During the communist period, Romania suffered from the unwavering application of Leninist dogmas: forced industrialization, based upon an outdated model of economic development; the elimination of private property both in urban and rural areas combined with a merciless policy of collectivization of agriculture; the methodic and the ever more intrusive control of the social space and the citizens’ private lives (particularly Ceauşescu’s 1966 to 1989 Draconian anti-abortion policies).

At the same time, Romanian culture and intellectuals were permanently disciplined and controlled through censorship and propaganda devised by such ideologues as Leonte Răutu and Dumitru Popescu. The RCP implemented politics of social exterminism guided by the idea of class struggle or artificially defined national interests.

The Final Report of the Presidential Commission for the Analysis of the Communist Dictatorship in Romania (PCACDR) estimated that the regime’s human toll varies from 500,000 to 2,000,000 victims. This rather wide approximation originates in the systematic obstruction of the archives of the Securitate (secret police), the district attorney’s office, the militia, the border guards, the Minister of Internal Affairs, and other repressive institutions. Therefore, information on the fate of the victims is still scarce. What is now clear is the fact that they were selected on more than class bases: by occupation, ethnicity, religion, and gender.

Founded in 1921, the RCP emerged from the underground in 1944 and managed, after 1945, through deception, mobilization, and manipulation behind the protective shield of the Red Army, to become increasingly hegemonic.
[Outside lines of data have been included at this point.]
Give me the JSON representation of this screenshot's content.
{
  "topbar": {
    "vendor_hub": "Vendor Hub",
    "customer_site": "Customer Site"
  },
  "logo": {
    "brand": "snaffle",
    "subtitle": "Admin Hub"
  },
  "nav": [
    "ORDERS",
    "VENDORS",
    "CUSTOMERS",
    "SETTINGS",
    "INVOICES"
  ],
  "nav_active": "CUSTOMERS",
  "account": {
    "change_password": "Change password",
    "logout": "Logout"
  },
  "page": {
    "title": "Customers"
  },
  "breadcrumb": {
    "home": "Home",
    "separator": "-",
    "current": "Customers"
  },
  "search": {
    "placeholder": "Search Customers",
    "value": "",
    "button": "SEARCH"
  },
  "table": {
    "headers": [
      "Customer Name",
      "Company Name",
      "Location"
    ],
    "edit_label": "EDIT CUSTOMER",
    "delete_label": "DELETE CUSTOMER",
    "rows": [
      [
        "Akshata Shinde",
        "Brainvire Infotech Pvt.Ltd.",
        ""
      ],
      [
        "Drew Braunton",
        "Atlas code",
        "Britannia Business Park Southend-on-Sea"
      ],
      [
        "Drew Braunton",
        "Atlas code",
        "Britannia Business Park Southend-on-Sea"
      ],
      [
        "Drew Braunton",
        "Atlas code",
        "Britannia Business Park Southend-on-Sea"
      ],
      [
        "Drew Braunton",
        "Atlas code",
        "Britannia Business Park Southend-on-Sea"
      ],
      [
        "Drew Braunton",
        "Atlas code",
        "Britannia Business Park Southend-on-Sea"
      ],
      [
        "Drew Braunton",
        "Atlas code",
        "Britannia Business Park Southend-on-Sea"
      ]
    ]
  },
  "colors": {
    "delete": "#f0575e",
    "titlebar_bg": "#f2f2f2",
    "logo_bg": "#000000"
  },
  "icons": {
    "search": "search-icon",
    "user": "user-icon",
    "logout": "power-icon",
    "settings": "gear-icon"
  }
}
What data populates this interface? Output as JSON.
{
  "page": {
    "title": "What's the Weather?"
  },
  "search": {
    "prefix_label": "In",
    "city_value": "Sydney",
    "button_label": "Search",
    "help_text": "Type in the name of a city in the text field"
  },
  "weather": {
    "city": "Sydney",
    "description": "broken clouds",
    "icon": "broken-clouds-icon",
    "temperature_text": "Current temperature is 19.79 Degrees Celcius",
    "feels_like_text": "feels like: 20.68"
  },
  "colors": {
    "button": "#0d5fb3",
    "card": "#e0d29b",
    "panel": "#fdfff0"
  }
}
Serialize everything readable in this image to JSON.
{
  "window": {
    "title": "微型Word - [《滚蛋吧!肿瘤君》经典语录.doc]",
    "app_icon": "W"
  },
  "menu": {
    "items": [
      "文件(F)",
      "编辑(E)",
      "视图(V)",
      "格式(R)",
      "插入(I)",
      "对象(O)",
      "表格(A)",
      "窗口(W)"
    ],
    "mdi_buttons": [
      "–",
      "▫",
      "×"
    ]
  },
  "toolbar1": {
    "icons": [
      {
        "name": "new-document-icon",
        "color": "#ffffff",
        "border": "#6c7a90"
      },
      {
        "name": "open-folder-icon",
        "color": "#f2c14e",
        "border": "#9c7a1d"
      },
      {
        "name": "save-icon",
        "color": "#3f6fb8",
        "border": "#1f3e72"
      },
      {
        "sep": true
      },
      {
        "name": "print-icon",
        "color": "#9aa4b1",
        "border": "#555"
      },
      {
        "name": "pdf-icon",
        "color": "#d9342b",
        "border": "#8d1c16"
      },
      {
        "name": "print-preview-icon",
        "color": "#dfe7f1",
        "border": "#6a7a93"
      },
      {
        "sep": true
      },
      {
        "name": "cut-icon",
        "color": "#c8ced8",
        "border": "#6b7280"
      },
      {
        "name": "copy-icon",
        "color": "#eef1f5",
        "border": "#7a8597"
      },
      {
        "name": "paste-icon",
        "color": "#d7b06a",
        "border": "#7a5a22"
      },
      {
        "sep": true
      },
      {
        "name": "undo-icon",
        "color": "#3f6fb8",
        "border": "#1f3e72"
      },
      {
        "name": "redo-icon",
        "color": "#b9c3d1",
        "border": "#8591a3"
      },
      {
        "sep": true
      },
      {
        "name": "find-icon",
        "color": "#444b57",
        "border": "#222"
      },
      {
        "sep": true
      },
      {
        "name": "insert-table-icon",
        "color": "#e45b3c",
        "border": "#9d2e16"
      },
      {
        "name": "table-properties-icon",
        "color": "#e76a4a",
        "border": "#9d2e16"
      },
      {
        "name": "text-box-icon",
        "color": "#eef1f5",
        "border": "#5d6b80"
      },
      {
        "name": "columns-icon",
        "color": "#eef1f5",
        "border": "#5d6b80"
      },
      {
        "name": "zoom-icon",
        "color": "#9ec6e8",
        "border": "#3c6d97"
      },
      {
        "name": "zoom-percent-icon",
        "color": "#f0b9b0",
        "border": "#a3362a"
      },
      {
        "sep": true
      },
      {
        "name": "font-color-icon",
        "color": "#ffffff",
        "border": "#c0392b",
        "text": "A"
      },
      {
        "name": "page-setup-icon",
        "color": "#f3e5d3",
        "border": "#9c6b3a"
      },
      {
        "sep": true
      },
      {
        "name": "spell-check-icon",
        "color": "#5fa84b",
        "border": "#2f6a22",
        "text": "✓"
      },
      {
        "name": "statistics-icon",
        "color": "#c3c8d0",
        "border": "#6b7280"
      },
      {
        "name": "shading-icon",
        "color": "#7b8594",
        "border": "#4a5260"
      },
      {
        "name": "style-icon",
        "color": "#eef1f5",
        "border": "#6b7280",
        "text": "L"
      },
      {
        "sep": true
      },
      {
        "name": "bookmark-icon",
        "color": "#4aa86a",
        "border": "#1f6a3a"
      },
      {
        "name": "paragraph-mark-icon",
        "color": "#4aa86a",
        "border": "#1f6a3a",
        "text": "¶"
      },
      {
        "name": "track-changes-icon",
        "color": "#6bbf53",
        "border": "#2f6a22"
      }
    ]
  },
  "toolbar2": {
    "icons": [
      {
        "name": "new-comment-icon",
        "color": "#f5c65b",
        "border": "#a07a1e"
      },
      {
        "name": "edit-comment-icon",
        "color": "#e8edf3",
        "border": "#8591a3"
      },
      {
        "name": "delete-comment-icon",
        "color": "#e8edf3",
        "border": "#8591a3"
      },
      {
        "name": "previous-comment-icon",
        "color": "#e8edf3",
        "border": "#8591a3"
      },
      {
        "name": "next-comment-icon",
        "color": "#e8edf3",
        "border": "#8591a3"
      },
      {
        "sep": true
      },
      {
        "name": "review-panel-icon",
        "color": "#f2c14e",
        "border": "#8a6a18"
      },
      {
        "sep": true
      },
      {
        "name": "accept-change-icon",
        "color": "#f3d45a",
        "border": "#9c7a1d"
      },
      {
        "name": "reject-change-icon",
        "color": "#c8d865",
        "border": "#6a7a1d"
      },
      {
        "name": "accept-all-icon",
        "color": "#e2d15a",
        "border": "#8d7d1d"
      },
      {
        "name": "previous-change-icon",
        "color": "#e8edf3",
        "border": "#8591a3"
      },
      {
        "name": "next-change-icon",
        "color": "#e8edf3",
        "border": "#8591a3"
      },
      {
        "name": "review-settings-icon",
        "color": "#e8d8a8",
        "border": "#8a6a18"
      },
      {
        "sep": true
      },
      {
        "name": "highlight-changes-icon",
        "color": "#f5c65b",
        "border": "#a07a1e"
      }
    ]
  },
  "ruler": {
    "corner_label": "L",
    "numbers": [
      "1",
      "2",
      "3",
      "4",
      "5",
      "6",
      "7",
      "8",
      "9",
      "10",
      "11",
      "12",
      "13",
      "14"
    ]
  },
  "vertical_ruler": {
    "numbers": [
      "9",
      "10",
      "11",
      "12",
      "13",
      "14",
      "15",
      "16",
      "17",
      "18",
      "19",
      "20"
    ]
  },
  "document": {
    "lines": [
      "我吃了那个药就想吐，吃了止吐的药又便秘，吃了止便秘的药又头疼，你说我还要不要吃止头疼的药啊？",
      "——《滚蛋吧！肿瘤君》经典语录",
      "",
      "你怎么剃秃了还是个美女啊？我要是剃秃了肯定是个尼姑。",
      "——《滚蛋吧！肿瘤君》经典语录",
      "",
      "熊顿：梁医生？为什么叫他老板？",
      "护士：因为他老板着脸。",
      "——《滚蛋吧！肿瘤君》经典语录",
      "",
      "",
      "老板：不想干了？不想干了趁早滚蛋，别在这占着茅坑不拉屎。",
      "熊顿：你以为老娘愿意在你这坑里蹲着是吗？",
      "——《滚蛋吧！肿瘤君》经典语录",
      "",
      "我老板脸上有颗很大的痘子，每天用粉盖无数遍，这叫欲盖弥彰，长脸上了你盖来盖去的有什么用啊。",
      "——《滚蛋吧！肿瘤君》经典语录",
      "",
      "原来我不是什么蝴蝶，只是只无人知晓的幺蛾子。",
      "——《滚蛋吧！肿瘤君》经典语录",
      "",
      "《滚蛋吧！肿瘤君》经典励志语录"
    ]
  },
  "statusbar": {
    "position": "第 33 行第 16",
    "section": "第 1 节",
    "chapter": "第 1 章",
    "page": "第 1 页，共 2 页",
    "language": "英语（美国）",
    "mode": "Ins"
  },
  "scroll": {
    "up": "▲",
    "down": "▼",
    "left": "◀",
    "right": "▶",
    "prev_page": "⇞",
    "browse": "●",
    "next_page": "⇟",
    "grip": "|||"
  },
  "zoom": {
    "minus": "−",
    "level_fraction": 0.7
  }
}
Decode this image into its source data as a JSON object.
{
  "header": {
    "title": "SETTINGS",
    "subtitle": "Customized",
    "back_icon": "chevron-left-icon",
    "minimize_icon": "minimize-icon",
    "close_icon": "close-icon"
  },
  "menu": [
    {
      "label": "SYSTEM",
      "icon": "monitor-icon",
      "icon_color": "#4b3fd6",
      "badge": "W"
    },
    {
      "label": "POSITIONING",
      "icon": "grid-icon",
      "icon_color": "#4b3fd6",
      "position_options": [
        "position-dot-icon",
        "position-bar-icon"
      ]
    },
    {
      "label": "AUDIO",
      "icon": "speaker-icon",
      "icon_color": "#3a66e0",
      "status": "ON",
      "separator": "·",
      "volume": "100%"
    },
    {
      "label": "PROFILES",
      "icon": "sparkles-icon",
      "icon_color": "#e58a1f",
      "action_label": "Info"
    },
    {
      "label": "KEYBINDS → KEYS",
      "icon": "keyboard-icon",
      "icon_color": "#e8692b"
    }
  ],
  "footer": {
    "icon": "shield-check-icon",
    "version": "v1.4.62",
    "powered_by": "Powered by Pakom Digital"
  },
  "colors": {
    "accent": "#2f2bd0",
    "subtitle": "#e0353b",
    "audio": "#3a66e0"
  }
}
A coup on August 23, 1944, overthrew the pro-Nazi dictatorship of Marshal Ion Antonescu and brought Romania into the antifascist coalition.

Under the leadership of Teohari Georgescu, the communist minister of internal affairs, the elections of November 1946 were rigged, an enormous electoral fraud that permitted the RCP and its allies to take a major step toward the monopoly of power. The next step toward the “dictatorship of the proletariat” was taken when the democratic formations, the National Peasant and the National Liberal Parties, were dissolved in August 1947.

The last blow came on December 30, 1947, as King Michael was forced to abdicate. The creation of the Romanian People’s Republic was announced the same day. The 1948 forced merger of the RCP. and the Romanian Social Democratic Party into a new political formation, the Romanian Workers’ Party, concluded the process that had started in 1944 when Soviet troops occupied the country.

Click for sources of the victims of communism

Location:  Eastern Europe
Capital:  Bucharest
Communist Rule:  1947 – 1989
Status:  Fall of Ceausescu - 22.12.1989
Victims of Communism:
435 000